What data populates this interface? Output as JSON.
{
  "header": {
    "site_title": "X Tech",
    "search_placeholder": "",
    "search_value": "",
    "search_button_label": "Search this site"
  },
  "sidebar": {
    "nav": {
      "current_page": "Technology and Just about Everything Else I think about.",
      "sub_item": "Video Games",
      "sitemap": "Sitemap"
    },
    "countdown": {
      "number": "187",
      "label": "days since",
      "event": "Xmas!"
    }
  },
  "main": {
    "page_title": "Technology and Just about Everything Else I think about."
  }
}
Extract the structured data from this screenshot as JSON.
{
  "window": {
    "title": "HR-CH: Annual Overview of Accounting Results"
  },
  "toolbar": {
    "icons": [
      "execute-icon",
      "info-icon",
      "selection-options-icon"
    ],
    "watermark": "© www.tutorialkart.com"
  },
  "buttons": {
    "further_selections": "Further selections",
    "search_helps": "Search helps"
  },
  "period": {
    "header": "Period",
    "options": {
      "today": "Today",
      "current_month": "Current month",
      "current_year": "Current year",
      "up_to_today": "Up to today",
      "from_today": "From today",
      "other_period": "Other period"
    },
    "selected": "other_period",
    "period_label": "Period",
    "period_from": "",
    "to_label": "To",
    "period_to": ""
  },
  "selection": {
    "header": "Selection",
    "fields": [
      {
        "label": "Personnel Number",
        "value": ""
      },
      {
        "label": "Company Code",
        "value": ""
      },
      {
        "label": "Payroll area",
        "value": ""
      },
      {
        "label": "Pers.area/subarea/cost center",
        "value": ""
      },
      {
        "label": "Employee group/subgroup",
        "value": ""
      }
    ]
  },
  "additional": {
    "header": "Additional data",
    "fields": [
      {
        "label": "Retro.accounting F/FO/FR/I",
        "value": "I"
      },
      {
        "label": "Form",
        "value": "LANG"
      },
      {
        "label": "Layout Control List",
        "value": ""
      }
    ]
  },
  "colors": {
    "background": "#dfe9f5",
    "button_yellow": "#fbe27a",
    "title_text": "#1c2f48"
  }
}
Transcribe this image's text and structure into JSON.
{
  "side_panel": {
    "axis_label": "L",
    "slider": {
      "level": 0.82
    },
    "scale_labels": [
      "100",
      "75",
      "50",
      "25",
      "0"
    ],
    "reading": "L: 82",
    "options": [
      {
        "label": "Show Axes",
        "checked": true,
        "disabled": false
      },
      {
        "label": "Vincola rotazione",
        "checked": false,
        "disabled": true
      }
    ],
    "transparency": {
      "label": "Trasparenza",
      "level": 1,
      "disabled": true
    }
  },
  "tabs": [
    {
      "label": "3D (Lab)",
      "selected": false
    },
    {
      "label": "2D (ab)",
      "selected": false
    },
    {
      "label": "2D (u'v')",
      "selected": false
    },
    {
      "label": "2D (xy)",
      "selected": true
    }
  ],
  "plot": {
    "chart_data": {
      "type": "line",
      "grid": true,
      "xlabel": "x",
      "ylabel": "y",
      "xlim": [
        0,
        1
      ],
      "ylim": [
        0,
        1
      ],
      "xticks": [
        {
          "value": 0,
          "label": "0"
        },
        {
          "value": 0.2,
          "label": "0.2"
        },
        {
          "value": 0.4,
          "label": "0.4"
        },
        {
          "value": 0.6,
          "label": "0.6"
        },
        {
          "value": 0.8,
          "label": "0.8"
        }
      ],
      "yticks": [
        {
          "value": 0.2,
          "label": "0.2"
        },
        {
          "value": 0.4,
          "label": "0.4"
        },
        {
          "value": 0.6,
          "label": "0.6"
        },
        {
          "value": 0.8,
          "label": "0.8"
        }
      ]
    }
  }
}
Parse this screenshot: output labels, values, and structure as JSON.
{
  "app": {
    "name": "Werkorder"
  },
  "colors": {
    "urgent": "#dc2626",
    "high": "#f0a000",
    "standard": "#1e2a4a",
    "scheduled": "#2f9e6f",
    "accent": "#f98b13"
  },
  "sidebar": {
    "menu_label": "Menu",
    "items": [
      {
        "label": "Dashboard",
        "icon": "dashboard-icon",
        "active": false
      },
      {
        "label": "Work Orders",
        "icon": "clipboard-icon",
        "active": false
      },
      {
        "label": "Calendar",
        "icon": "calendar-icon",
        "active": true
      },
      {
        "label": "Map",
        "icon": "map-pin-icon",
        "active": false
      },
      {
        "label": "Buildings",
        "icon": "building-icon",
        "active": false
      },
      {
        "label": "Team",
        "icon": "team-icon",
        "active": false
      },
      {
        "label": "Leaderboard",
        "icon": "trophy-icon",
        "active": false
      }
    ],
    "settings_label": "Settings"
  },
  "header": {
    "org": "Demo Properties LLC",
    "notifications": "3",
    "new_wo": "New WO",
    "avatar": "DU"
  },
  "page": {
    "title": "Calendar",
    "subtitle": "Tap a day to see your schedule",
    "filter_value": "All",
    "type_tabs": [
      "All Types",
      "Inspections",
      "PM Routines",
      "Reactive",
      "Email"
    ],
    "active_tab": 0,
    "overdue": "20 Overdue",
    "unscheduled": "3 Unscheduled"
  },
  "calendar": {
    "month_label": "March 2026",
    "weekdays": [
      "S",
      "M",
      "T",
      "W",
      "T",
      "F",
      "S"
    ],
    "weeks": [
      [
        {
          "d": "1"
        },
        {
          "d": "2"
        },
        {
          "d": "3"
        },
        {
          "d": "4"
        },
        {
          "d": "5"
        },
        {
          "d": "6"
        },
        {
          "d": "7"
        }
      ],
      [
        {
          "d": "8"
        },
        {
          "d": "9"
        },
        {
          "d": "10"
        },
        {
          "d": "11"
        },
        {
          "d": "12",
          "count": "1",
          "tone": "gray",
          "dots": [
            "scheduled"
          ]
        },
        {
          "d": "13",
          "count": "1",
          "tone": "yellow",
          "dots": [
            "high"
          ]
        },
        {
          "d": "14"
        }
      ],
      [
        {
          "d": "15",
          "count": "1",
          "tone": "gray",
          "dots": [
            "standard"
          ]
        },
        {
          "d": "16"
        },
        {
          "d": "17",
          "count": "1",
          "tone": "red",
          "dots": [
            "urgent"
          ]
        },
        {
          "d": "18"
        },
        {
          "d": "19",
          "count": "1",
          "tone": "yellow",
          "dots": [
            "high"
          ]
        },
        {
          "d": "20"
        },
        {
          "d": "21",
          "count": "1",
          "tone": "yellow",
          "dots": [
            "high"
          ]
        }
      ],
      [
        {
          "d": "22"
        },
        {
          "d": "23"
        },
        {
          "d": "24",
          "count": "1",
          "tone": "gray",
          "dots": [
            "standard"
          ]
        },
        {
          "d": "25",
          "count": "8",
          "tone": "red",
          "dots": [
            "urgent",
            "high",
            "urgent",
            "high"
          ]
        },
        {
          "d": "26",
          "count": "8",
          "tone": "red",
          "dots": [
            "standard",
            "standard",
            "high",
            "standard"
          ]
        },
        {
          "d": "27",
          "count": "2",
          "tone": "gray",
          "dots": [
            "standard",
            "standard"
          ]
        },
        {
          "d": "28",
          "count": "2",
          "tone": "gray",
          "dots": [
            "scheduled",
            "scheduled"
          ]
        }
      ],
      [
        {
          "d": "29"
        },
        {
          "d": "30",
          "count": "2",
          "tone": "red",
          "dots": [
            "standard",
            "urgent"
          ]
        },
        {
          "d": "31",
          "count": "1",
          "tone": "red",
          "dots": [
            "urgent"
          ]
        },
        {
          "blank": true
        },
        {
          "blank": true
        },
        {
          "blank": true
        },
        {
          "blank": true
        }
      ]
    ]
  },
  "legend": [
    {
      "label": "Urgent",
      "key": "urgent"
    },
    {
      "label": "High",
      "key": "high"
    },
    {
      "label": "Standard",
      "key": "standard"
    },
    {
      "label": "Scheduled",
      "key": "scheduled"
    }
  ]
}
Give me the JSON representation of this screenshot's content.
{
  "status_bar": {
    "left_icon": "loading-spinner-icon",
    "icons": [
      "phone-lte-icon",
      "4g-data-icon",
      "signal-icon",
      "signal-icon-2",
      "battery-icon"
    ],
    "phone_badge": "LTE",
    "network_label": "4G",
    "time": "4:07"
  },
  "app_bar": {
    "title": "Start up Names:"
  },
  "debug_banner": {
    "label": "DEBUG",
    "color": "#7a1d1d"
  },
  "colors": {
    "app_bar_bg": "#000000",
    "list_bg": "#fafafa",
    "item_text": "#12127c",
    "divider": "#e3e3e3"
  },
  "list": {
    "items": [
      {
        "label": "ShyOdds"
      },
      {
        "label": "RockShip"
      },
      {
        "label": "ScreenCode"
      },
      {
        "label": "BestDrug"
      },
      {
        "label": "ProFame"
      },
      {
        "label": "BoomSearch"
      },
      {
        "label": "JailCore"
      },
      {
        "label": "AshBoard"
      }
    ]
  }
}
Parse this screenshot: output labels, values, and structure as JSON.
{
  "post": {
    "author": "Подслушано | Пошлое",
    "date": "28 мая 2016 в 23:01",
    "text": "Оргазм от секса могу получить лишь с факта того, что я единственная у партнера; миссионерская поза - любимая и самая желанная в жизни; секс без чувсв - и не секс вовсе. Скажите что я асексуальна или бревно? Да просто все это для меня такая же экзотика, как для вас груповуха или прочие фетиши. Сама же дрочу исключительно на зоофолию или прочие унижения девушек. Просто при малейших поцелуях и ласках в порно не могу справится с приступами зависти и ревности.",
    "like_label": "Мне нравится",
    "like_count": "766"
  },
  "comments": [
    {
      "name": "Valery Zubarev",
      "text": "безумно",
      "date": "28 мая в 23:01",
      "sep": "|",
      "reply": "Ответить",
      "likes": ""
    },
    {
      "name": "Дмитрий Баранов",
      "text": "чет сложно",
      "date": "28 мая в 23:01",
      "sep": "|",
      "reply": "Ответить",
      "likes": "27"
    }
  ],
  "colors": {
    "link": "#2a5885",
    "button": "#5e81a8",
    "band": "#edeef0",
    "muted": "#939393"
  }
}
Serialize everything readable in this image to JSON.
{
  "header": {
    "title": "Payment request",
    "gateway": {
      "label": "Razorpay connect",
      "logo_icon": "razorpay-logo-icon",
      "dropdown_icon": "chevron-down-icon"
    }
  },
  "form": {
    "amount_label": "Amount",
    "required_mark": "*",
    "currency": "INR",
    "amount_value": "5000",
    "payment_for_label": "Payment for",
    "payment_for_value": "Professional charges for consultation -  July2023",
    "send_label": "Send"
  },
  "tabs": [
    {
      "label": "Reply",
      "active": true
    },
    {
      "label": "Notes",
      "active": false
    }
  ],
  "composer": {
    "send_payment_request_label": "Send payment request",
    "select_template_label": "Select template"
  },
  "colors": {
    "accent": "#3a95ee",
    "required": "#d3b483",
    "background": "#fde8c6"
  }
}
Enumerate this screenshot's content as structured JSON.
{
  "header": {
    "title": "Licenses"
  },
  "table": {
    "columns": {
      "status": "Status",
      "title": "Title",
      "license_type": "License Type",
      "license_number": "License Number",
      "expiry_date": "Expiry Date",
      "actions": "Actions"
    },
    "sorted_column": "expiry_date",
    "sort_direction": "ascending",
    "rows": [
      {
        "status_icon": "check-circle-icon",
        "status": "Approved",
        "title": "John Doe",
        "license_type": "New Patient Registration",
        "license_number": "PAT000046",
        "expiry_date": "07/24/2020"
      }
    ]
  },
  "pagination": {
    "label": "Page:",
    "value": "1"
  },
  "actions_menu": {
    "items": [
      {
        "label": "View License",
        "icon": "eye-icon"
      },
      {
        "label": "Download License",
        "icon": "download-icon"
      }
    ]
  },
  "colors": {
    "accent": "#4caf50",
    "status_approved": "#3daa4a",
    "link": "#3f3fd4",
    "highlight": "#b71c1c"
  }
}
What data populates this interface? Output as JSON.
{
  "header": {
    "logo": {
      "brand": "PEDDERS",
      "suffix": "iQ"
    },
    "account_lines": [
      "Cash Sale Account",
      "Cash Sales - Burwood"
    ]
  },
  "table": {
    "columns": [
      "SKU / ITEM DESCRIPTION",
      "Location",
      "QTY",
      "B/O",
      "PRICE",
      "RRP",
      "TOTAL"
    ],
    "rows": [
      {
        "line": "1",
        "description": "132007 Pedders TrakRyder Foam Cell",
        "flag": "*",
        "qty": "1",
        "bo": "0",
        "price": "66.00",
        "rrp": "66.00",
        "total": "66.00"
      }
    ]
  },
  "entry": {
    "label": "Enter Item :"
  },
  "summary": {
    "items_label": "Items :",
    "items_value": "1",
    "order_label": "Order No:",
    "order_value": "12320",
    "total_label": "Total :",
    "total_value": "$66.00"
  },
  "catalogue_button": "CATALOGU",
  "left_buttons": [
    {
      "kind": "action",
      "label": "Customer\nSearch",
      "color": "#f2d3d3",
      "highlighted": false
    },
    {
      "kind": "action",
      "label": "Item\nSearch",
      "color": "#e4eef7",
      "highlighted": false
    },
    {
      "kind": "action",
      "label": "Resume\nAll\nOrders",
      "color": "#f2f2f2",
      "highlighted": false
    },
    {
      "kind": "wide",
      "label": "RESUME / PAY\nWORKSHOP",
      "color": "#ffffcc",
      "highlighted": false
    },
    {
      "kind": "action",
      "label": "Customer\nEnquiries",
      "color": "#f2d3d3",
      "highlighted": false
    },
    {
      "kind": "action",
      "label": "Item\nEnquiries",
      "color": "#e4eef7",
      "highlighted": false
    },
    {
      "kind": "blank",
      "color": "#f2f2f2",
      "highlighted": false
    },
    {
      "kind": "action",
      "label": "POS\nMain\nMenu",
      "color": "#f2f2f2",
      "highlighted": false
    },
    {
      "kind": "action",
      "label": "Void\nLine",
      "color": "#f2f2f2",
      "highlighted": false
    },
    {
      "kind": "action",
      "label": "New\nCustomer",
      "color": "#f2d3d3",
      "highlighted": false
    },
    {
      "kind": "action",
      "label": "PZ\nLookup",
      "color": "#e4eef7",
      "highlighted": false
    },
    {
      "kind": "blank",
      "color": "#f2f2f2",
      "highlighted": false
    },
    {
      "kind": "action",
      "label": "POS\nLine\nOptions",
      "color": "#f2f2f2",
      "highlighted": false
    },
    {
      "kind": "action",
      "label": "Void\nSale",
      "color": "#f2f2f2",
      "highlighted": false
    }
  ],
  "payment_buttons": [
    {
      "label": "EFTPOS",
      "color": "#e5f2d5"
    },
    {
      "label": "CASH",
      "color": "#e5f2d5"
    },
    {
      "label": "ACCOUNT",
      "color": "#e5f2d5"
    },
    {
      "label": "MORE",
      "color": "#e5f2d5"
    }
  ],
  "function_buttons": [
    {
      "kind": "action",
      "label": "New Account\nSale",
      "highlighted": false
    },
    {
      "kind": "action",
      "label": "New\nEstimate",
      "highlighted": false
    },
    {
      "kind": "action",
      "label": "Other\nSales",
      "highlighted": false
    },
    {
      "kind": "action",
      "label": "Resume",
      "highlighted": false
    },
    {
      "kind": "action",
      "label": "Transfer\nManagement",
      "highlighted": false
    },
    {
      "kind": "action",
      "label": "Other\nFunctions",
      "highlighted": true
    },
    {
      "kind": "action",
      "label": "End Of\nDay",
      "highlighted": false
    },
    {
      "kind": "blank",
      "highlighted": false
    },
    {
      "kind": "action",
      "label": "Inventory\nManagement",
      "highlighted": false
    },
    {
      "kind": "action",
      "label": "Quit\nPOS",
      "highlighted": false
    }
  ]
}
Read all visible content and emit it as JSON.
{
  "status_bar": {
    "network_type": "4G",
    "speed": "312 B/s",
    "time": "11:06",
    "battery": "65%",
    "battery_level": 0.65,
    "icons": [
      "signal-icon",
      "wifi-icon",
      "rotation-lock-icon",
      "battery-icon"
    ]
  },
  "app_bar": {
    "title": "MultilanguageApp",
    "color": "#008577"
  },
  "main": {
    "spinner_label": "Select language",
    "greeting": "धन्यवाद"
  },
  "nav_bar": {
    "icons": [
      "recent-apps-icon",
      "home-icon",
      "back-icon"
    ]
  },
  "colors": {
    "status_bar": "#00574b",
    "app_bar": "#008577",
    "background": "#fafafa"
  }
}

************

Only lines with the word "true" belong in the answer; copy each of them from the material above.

        "checked": true,
        "disabled": true
      "disabled": true
      "selected": true
      "grid": true,
        "active": true
          "blank": true
          "blank": true
          "blank": true
          "blank": true
      "active": true
      "highlighted": true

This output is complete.